▶ What to produce:
Each entry below is to be copied verbatim.

▶ Website and app data records:
=== Section Start ===

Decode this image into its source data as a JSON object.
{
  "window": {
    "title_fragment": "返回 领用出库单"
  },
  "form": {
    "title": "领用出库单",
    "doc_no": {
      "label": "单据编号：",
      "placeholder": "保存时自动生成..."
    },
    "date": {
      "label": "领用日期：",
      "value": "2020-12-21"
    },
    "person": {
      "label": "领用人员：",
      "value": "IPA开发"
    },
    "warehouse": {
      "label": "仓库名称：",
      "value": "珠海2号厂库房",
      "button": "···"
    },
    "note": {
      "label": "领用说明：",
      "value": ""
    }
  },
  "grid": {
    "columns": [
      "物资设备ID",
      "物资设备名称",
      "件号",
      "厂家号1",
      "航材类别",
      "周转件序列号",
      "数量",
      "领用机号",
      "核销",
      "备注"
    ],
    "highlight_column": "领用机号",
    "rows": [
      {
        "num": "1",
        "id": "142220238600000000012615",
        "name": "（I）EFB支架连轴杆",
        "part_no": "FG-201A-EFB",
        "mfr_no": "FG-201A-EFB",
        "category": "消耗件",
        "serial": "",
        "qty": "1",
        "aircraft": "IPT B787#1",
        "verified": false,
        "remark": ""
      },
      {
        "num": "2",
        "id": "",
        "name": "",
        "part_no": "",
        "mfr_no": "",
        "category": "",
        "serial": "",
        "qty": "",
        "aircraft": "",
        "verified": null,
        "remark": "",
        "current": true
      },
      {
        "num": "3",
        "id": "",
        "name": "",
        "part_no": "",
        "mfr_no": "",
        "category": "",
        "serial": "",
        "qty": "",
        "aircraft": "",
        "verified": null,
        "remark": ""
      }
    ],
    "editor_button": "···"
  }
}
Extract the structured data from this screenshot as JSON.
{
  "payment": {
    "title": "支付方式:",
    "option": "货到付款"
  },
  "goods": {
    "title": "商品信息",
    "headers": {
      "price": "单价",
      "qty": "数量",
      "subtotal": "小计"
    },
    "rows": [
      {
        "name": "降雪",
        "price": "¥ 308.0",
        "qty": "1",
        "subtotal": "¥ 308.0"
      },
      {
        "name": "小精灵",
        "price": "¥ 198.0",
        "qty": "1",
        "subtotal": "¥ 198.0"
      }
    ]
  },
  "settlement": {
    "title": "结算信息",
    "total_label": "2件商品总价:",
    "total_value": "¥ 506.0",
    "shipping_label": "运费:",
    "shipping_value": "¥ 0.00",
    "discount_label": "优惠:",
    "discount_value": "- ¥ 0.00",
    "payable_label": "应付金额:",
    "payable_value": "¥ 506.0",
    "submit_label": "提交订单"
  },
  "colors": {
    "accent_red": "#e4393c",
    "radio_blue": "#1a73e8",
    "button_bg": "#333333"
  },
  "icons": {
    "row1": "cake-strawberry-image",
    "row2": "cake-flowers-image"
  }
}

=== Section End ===

▶ Exercise result:
Decode this image into its source data as a JSON object.
{
  "window": {
    "title_fragment": "返回 领用出库单"
  },
  "form": {
    "title": "领用出库单",
    "doc_no": {
      "label": "单据编号：",
      "placeholder": "保存时自动生成..."
    },
    "date": {
      "label": "领用日期：",
      "value": "2020-12-21"
    },
    "person": {
      "label": "领用人员：",
      "value": "IPA开发"
    },
    "warehouse": {
      "label": "仓库名称：",
      "value": "珠海2号厂库房",
      "button": "···"
    },
    "note": {
      "label": "领用说明：",
      "value": ""
    }
  },
  "grid": {
    "columns": [
      "物资设备ID",
      "物资设备名称",
      "件号",
      "厂家号1",
      "航材类别",
      "周转件序列号",
      "数量",
      "领用机号",
      "核销",
      "备注"
    ],
    "highlight_column": "领用机号",
    "rows": [
      {
        "num": "1",
        "id": "142220238600000000012615",
        "name": "（I）EFB支架连轴杆",
        "part_no": "FG-201A-EFB",
        "mfr_no": "FG-201A-EFB",
        "category": "消耗件",
        "serial": "",
        "qty": "1",
        "aircraft": "IPT B787#1",
        "verified": false,
        "remark": ""
      },
      {
        "num": "2",
        "id": "",
        "name": "",
        "part_no": "",
        "mfr_no": "",
        "category": "",
        "serial": "",
        "qty": "",
        "aircraft": "",
        "verified": null,
        "remark": "",
        "current": true
      },
      {
        "num": "3",
        "id": "",
        "name": "",
        "part_no": "",
        "mfr_no": "",
        "category": "",
        "serial": "",
        "qty": "",
        "aircraft": "",
        "verified": null,
        "remark": ""
      }
    ],
    "editor_button": "···"
  }
}
Extract the structured data from this screenshot as JSON.
{
  "payment": {
    "title": "支付方式:",
    "option": "货到付款"
  },
  "goods": {
    "title": "商品信息",
    "headers": {
      "price": "单价",
      "qty": "数量",
      "subtotal": "小计"
    },
    "rows": [
      {
        "name": "降雪",
        "price": "¥ 308.0",
        "qty": "1",
        "subtotal": "¥ 308.0"
      },
      {
        "name": "小精灵",
        "price": "¥ 198.0",
        "qty": "1",
        "subtotal": "¥ 198.0"
      }
    ]
  },
  "settlement": {
    "title": "结算信息",
    "total_label": "2件商品总价:",
    "total_value": "¥ 506.0",
    "shipping_label": "运费:",
    "shipping_value": "¥ 0.00",
    "discount_label": "优惠:",
    "discount_value": "- ¥ 0.00",
    "payable_label": "应付金额:",
    "payable_value": "¥ 506.0",
    "submit_label": "提交订单"
  },
  "colors": {
    "accent_red": "#e4393c",
    "radio_blue": "#1a73e8",
    "button_bg": "#333333"
  },
  "icons": {
    "row1": "cake-strawberry-image",
    "row2": "cake-flowers-image"
  }
}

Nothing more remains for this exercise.